Mother’s Day: How It All Began
(CNN) — Here’s a look at what you need to know about Mother’s Day, which is always celebrated on the second Sunday in May.
In 2014, the holiday will be celebrated on May 11th.
- There were an estimated 85.4 million mothers in the U.S. in 2009.
- Initially, people observed Mother’s Day by attending church and writing letters to their mothers. Eventually, sending cards and giving presents and flowers became part of the tradition.
- 141 million Mother’s Day cards are exchanged annually in the United States.
- Consumers purchase an average of 2.8 Mother’s Day cards.
- Approximately 65% of card sales occur five days prior to Mother’s Day.
- More people purchase fresh flowers and plants for Mother’s Day than for any other holiday except Christmas/Hanukkah. Mother’s Day accounts for one-fourth of all holiday sales of flowers and plants.
- In 2013, the National Retail Federation estimated that U.S. consumers would spend more than $20 billion celebrating Mother’s Day.
- According to the Insure.com 2013 Mother’s Day Index, various tasks Moms perform at home would be worth $59,862 (down from $60,182 in 2012) a year in the professional world.
- Anna Jarvis started the tradition of wearing a carnation on Mother’s Day. A colored carnation means that a person’s mother is living. A white carnation indicates that a person’s mother is dead.
- 1872 – Julia Ward Howe, who is a pacifist, suffragette, and writer of the “Battle Hymn of the Republic,” first suggests Mother’s Day in the United States. She suggests the day as a day mothers could rally for peace and for several years, she holds an annual Mother’s Day meeting in Boston.
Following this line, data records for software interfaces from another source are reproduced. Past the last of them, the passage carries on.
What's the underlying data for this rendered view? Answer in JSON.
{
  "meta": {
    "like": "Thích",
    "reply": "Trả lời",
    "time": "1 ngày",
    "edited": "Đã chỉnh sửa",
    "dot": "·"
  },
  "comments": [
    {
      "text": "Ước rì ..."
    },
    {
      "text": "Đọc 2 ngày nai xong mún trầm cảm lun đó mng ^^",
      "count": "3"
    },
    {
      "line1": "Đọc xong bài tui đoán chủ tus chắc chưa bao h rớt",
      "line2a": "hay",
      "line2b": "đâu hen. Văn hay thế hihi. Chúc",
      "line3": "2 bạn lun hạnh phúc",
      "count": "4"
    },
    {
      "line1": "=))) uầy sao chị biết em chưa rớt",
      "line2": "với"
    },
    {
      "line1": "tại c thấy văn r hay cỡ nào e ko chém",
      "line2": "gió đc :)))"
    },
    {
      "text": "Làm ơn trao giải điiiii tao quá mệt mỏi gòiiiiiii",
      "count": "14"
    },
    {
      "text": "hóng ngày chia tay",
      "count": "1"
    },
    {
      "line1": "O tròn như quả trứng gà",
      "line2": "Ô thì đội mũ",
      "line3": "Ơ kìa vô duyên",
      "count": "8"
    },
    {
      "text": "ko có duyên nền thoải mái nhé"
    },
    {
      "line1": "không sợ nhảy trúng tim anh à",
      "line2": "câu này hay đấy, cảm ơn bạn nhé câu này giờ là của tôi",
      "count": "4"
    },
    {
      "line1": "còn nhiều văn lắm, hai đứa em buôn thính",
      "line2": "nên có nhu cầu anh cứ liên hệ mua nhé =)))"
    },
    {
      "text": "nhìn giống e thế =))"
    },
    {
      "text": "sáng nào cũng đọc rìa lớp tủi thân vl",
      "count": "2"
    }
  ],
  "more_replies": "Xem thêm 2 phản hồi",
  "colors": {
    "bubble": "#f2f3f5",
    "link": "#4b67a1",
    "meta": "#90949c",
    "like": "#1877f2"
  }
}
- 1908 – Anna Jarvis begins a campaign for a nationwide observance of Mother’s Day in honor of her late mother, a community health advocate. Anna Jarvis was deeply dismayed over the commercialization of Mother’s Day. Before she died in 1948, she admitted that she regretted ever starting the holiday.
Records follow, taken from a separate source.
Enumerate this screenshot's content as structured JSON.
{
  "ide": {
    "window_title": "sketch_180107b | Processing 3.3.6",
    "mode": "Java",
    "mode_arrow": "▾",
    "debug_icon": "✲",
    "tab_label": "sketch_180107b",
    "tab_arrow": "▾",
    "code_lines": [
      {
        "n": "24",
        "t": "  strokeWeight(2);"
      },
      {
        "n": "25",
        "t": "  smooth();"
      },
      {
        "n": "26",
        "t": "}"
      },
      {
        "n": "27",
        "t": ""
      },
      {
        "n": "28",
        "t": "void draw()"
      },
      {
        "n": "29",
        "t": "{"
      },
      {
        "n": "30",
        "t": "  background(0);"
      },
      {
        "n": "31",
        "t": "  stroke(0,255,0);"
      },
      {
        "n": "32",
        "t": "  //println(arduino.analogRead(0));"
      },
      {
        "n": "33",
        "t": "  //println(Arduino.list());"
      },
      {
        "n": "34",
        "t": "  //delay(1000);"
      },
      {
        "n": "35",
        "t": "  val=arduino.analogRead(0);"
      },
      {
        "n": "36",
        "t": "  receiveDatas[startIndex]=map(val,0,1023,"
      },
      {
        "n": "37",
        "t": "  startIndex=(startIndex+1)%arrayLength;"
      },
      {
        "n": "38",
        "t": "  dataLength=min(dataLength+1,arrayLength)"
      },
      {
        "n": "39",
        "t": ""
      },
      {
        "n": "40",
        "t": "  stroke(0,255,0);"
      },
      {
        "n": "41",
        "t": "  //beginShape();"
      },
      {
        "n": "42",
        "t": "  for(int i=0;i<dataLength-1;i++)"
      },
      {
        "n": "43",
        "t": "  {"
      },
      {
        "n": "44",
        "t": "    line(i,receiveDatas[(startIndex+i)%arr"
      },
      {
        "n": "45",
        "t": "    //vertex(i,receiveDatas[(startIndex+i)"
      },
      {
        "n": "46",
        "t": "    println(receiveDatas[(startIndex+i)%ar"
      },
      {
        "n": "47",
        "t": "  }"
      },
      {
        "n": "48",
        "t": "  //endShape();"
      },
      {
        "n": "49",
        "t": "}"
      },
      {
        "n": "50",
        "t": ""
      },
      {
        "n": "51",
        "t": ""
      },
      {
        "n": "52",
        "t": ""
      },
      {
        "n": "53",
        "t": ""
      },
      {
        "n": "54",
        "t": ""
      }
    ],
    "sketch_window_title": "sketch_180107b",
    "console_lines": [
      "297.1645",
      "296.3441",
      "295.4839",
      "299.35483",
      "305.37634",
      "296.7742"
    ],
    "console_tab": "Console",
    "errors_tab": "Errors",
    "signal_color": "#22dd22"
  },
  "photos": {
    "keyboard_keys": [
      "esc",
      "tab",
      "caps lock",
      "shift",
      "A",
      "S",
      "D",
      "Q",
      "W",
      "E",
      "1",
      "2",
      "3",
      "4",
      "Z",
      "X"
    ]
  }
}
- May 9, 1914 – President Woodrow Wilson signs a bill recognizing Mother’s Day as a national holiday.